Armstrong Economics Blog/Economics
Re-Posted Dec 27, 2017 by Martin Armstrong
The first thing to go when a country is moving into economic crisis is the arts. This is intermixed with various social programs. As the economic crisis broadens, demand for taxing the rich rise. However, all this accomplishes is to cause capital to hide and hoard even more refusing to invest or spend and this then adds to the economic decline.
The BRICS were touted as the new rage in the world economy. The BRICS were even holding their own summits and they were supposed to surpass the G7, were all the forecasts. Brazil, Russia, India, China and South Africa became known as the “BRIC” nations back in 2001 which was a term coined by of course Goldman Sachs.
This curiosity about how the BRICS would displace the G7 as the world leading economic power was up there with the DOT.COM bubble and more recently the BitCoin Bubble. This five-country association of emerging economies has demonstrated that such hype of counting on such fades to alter the future have always ended in disappointment.

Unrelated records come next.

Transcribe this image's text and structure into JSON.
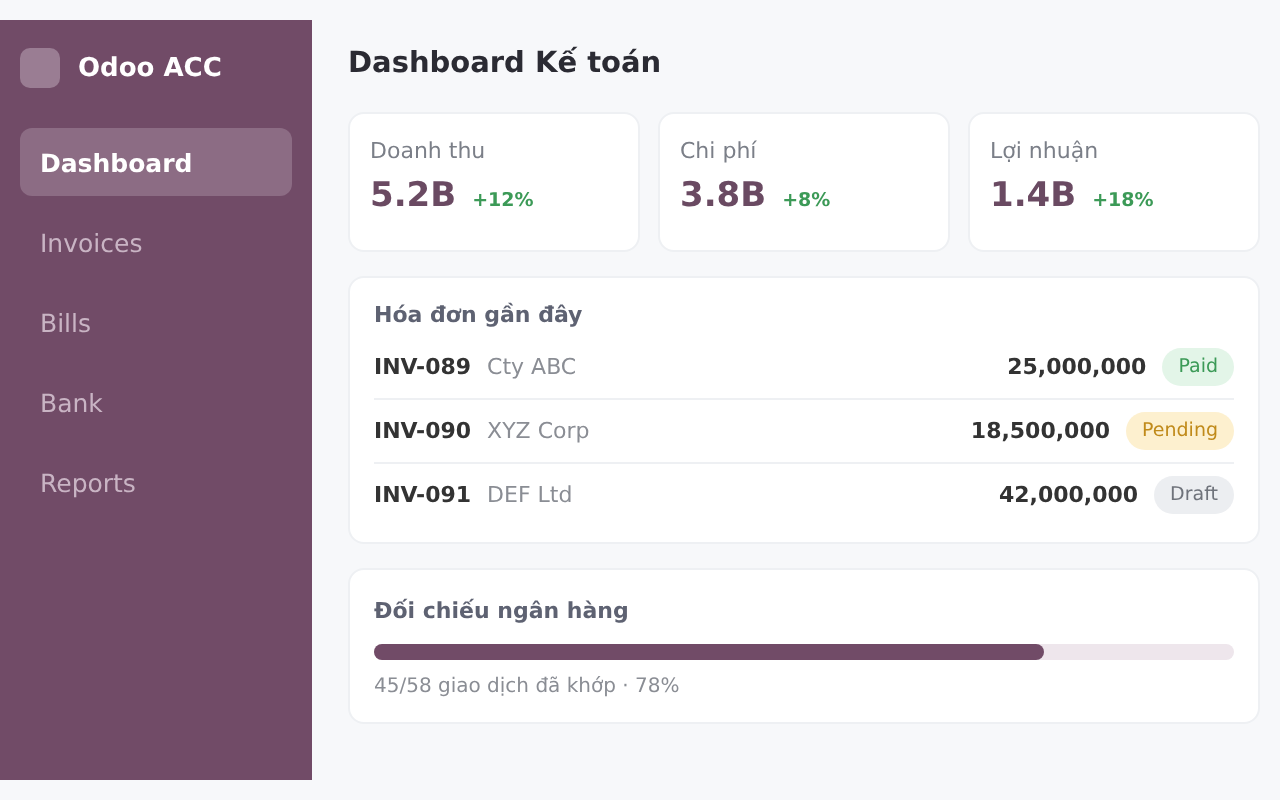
{
  "sidebar": {
    "brand": "Odoo ACC",
    "items": [
      {
        "label": "Dashboard",
        "selected": true
      },
      {
        "label": "Invoices",
        "selected": false
      },
      {
        "label": "Bills",
        "selected": false
      },
      {
        "label": "Bank",
        "selected": false
      },
      {
        "label": "Reports",
        "selected": false
      }
    ]
  },
  "page_title": "Dashboard Kế toán",
  "kpis": [
    {
      "label": "Doanh thu",
      "value": "5.2B",
      "change": "+12%"
    },
    {
      "label": "Chi phí",
      "value": "3.8B",
      "change": "+8%"
    },
    {
      "label": "Lợi nhuận",
      "value": "1.4B",
      "change": "+18%"
    }
  ],
  "recent_invoices": {
    "title": "Hóa đơn gần đây",
    "rows": [
      {
        "number": "INV-089",
        "customer": "Cty ABC",
        "amount": "25,000,000",
        "status": {
          "label": "Paid",
          "kind": "paid"
        }
      },
      {
        "number": "INV-090",
        "customer": "XYZ Corp",
        "amount": "18,500,000",
        "status": {
          "label": "Pending",
          "kind": "pending"
        }
      },
      {
        "number": "INV-091",
        "customer": "DEF Ltd",
        "amount": "42,000,000",
        "status": {
          "label": "Draft",
          "kind": "draft"
        }
      }
    ]
  },
  "bank_reconciliation": {
    "title": "Đối chiếu ngân hàng",
    "level": 0.78,
    "caption": "45/58 giao dịch đã khớp · 78%"
  }
}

Russia ran into an economic headwind and sanctions, China has slowed remarkably and has now shifted its focus to try to build its internal economy as we see in Suadi Arabia and the UAE in the Middle East. India committed suicide trying to force its economy out of a cash-based economy with his leftist Prime Minister who has done far more harm to India than good.

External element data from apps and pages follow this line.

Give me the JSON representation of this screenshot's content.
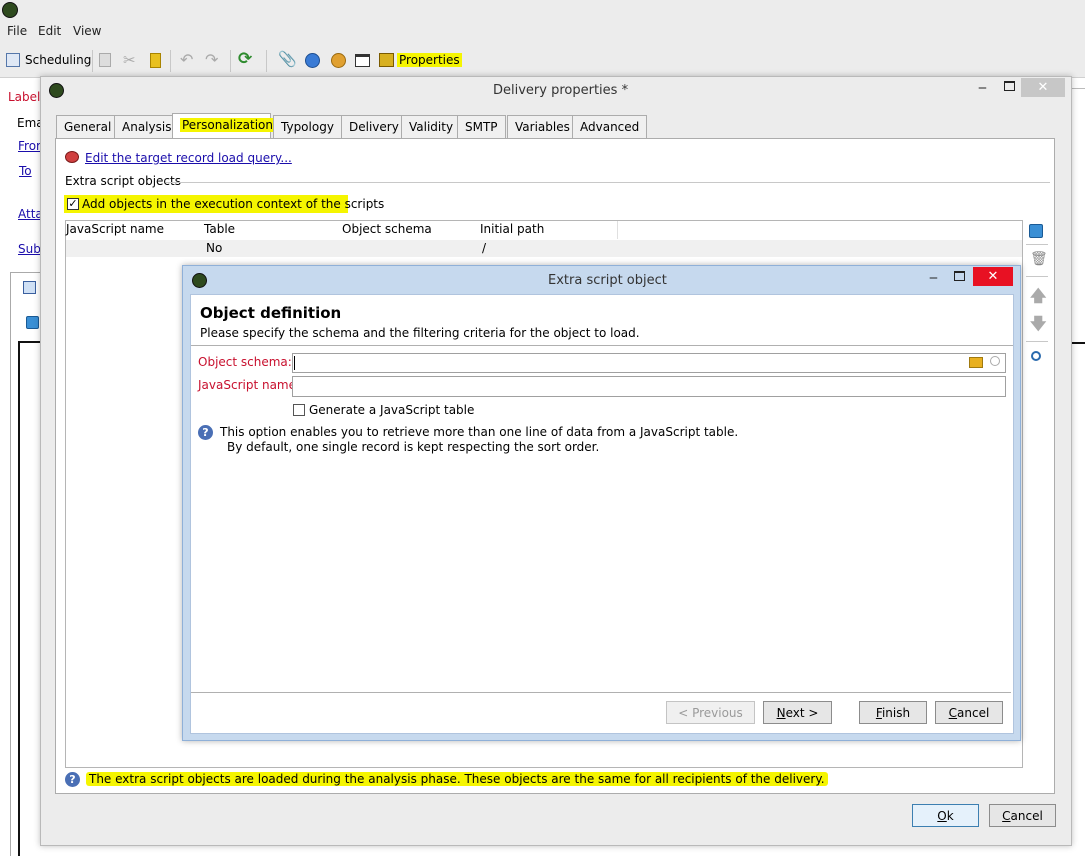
{
  "menubar": {
    "file": "File",
    "edit": "Edit",
    "view": "View"
  },
  "toolbar": {
    "scheduling": "Scheduling",
    "properties": "Properties"
  },
  "left_form": {
    "label": "Label:",
    "email": "Ema",
    "from": "Fror",
    "to": "To",
    "attachments": "Atta",
    "subject": "Sub"
  },
  "delivery_dialog": {
    "title": "Delivery properties *",
    "tabs": [
      "General",
      "Analysis",
      "Personalization",
      "Typology",
      "Delivery",
      "Validity",
      "SMTP",
      "Variables",
      "Advanced"
    ],
    "active_tab": "Personalization",
    "edit_query_link": "Edit the target record load query...",
    "section_title": "Extra script objects",
    "checkbox_label": "Add objects in the execution context of the scripts",
    "checkbox_checked": true,
    "table": {
      "columns": [
        "JavaScript name",
        "Table",
        "Object schema",
        "Initial path"
      ],
      "rows": [
        [
          "",
          "No",
          "",
          "/"
        ]
      ]
    },
    "info_text": "The extra script objects are loaded during the analysis phase. These objects are the same for all recipients of the delivery.",
    "ok_label": "Ok",
    "cancel_label": "Cancel"
  },
  "extra_script_dialog": {
    "title": "Extra script object",
    "heading": "Object definition",
    "subheading": "Please specify the schema and the filtering criteria for the object to load.",
    "object_schema_label": "Object schema:",
    "object_schema_value": "",
    "javascript_name_label": "JavaScript name:",
    "javascript_name_value": "",
    "generate_table_label": "Generate a JavaScript table",
    "generate_table_checked": false,
    "info_line1": "This option enables you to retrieve more than one line of data from a JavaScript table.",
    "info_line2": "By default, one single record is kept respecting the sort order.",
    "previous_label": "< Previous",
    "next_label": "Next >",
    "finish_label": "Finish",
    "cancel_label": "Cancel"
  },
  "colors": {
    "highlight": "#f5f500",
    "required_label": "#c8102e",
    "close_button": "#e81123"
  }
}
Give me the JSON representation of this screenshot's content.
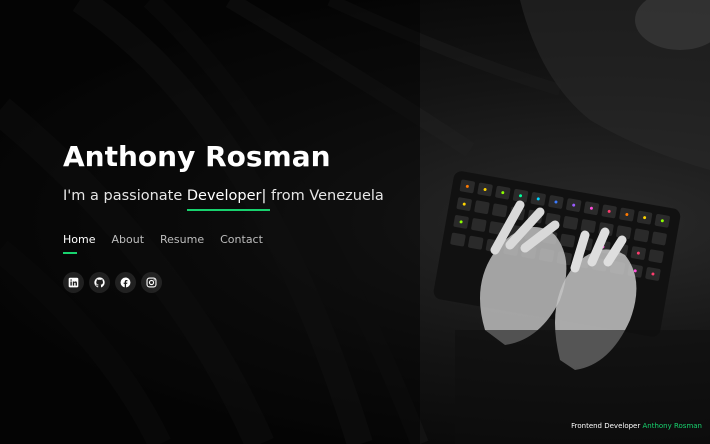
{
  "hero": {
    "name": "Anthony Rosman",
    "tagline_prefix": "I'm a passionate ",
    "typed_word": "Developer",
    "cursor": "|",
    "tagline_suffix": " from Venezuela"
  },
  "nav": {
    "items": [
      {
        "label": "Home",
        "active": true
      },
      {
        "label": "About",
        "active": false
      },
      {
        "label": "Resume",
        "active": false
      },
      {
        "label": "Contact",
        "active": false
      }
    ]
  },
  "social": {
    "icons": [
      "linkedin-icon",
      "github-icon",
      "facebook-icon",
      "instagram-icon"
    ]
  },
  "footer": {
    "role": "Frontend Developer",
    "author": "Anthony Rosman"
  },
  "colors": {
    "accent": "#18d26e",
    "background": "#0b0b0b",
    "text": "#ffffff"
  }
}
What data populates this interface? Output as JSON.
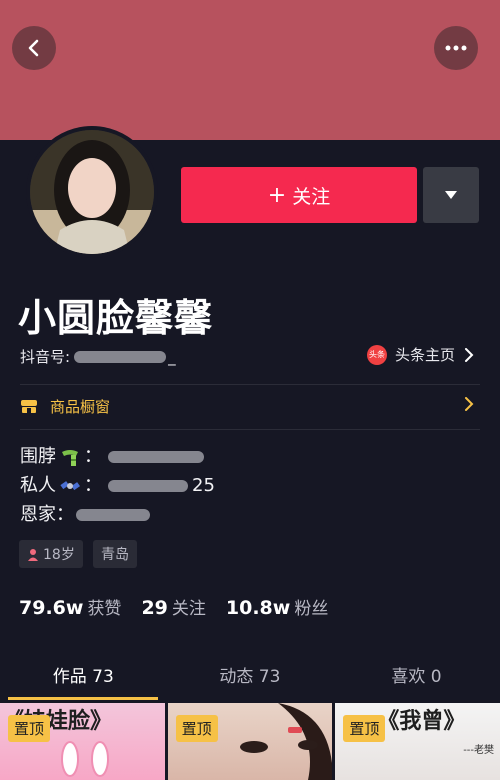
{
  "profile": {
    "username": "小圆脸馨馨",
    "douyin_id_label": "抖音号:",
    "douyin_id_suffix": "_",
    "toutiao_label": "头条主页",
    "toutiao_badge": "头条"
  },
  "actions": {
    "follow_plus": "+",
    "follow_label": "关注"
  },
  "shop": {
    "label": "商品橱窗"
  },
  "bio": {
    "line1_label": "围脖",
    "line1_sep": "：",
    "line2_label": "私人",
    "line2_sep": "：",
    "line2_suffix": "25",
    "line3_label": "恩家："
  },
  "tags": {
    "age": "18岁",
    "city": "青岛"
  },
  "stats": [
    {
      "value": "79.6w",
      "label": "获赞"
    },
    {
      "value": "29",
      "label": "关注"
    },
    {
      "value": "10.8w",
      "label": "粉丝"
    }
  ],
  "tabs": [
    {
      "label": "作品 73"
    },
    {
      "label": "动态 73"
    },
    {
      "label": "喜欢 0"
    }
  ],
  "grid": {
    "pin_label": "置顶",
    "thumb1_caption": "《娃娃脸》",
    "thumb3_caption": "《我曾》",
    "thumb3_sub": "---老樊"
  },
  "colors": {
    "banner": "#b7525e",
    "follow": "#f5294f",
    "accent": "#f6c146",
    "background": "#161724"
  },
  "icons": [
    "back-icon",
    "more-icon",
    "chevron-down-icon",
    "shop-icon",
    "chevron-right-icon",
    "scarf-emoji",
    "satellite-emoji",
    "person-icon"
  ]
}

South Africa has seen political change sweeping the nation because of the failure of this BRIC dream. The new ANC government of South Africa wants to nationalize the central bank and expropriate the white minority. They want to now take control of the central bank 100% and you know what that means – total economic disaster. The bank will now become the political tool of government divorcing any economic management whatsoever.
Then there is Brazil, burdened with corruption and everything within the social structure is collapsing. The symbol of this economic failure is the effective closure of its Rio de Janeiro’s splendid Municipal Theatre which has gone dark as months of unpaid wages forced ballerinas and opera singers into poverty.